Currently, about 37 million adult live with chronic kidney disease (CKD) in the US. The CDC estimates that this is about 15% of all US adults. Yet, by that same estimate, as many as nine in 10 do not know they have it. Often, CKD symptoms do not manifest until the kidneys are badly damaged or disease is advanced. Without screening, patients with CKD may remain under-or improperly diagnosed until their condition has worsened significantly, negatively impacting their treatment and care.

Of the two tests recommended by the National Kidney Foundation to screen for, diagnose, and manage CKD, recent studies show high levels of estimated glomerular filtration rate testing (to evaluate kidney function), but low levels of urine albumin-to-creatinine ratio testing (to evaluate kidney damage), suggesting physicians are inconsistently adhering to guideline recommendations. This is particularly prevalent in patients with diabetes, who are at increased risk for kidney disease or failure.

Additionally, data suggest that many patients at risk are not being screened during early stages, when treatment can slow disease progression and reduce unfavorable outcomes like dialysis and transplant due to kidney failure. Recent reports show that prevention, recognition, and treatment strategies for CKD are greatly underutilized overall. Furthermore, data also show that one in four patients “crash” into dialysis.

Taking steps to improve an at-risk patient’s health before drastic measures like dialysis or transplant are needed are important in providing the best care. What should the medical community do differently to close gaps in screening to diagnose more patients in the early and more easily treatable stages of CKD?

Across the board, many understand the importance of screening and treating early as a tool to both improve outcomes and, ultimately, lower care costs for patients and clinicians. Recent shifts, like the new guidelines introduced by the USPSTF and the American Diabetes Association—which lowered the age to screen for prediabetes and type 2 diabetes to 35—now emphasize the importance of identifying patients sooner.
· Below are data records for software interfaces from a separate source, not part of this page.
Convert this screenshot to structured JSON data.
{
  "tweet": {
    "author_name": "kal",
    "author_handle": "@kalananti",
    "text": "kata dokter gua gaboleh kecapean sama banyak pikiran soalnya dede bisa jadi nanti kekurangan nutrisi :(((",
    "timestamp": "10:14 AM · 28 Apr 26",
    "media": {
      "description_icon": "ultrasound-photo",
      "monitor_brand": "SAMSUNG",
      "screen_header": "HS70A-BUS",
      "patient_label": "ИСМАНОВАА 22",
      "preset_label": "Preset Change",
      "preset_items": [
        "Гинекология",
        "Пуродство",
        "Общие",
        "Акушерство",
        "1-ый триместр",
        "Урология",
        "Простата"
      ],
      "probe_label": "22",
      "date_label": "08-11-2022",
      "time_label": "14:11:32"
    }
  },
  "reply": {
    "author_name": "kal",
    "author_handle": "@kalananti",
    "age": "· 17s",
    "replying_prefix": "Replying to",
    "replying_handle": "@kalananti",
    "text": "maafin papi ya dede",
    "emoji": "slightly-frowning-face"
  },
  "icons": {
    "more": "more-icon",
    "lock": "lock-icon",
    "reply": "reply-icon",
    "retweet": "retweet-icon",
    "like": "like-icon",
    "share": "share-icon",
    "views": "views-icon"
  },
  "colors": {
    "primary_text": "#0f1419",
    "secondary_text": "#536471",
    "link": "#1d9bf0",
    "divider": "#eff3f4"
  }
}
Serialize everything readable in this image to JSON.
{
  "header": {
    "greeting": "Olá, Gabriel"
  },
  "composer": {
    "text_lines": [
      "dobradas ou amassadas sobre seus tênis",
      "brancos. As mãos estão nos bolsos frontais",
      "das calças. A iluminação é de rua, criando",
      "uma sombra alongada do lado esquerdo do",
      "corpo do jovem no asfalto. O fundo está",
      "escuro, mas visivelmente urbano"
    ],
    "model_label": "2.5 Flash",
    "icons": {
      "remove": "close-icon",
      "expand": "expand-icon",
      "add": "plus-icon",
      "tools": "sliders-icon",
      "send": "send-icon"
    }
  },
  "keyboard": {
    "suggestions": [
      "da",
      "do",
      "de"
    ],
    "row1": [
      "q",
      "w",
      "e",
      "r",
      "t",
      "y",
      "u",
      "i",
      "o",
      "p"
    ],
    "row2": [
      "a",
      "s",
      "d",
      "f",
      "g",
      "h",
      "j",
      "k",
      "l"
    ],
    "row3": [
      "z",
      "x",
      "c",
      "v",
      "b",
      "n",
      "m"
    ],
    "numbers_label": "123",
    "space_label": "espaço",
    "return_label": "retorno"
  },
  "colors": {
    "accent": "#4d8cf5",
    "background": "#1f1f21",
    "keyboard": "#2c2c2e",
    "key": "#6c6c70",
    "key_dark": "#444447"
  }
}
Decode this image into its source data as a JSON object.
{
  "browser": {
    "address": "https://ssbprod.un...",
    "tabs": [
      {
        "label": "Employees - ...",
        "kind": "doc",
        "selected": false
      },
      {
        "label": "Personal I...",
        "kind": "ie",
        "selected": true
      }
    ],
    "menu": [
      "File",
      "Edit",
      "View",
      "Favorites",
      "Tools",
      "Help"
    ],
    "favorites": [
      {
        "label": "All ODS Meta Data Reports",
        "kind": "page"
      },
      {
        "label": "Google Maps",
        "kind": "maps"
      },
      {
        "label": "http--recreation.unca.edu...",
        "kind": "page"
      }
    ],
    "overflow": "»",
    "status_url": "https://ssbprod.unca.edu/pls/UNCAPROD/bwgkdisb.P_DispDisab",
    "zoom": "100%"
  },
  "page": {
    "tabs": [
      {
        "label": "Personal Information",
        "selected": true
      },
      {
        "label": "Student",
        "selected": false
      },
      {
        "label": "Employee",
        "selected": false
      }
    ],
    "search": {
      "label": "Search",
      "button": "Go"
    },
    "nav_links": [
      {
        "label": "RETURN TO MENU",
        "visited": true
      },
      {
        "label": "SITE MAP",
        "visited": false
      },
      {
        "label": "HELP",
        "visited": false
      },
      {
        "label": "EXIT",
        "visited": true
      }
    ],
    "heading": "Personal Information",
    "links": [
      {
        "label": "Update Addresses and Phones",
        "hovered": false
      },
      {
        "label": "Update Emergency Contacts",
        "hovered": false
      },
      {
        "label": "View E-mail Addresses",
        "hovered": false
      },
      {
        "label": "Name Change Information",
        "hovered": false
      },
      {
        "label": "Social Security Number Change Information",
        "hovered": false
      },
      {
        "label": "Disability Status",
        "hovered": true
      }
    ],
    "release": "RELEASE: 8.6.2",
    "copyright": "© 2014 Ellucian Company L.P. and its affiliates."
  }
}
Indeed, researchers estimate that the new guidelines will increase the proportion of asymptomatic US adults eligible for screening by about 6% to 7%, equating to approximately twice as many individuals. Ultimately, this may increase positive outcomes for patients who will now be able to be treated sooner, before their diabetes progresses to a comorbidity of another condition, which could worsen into serious complications.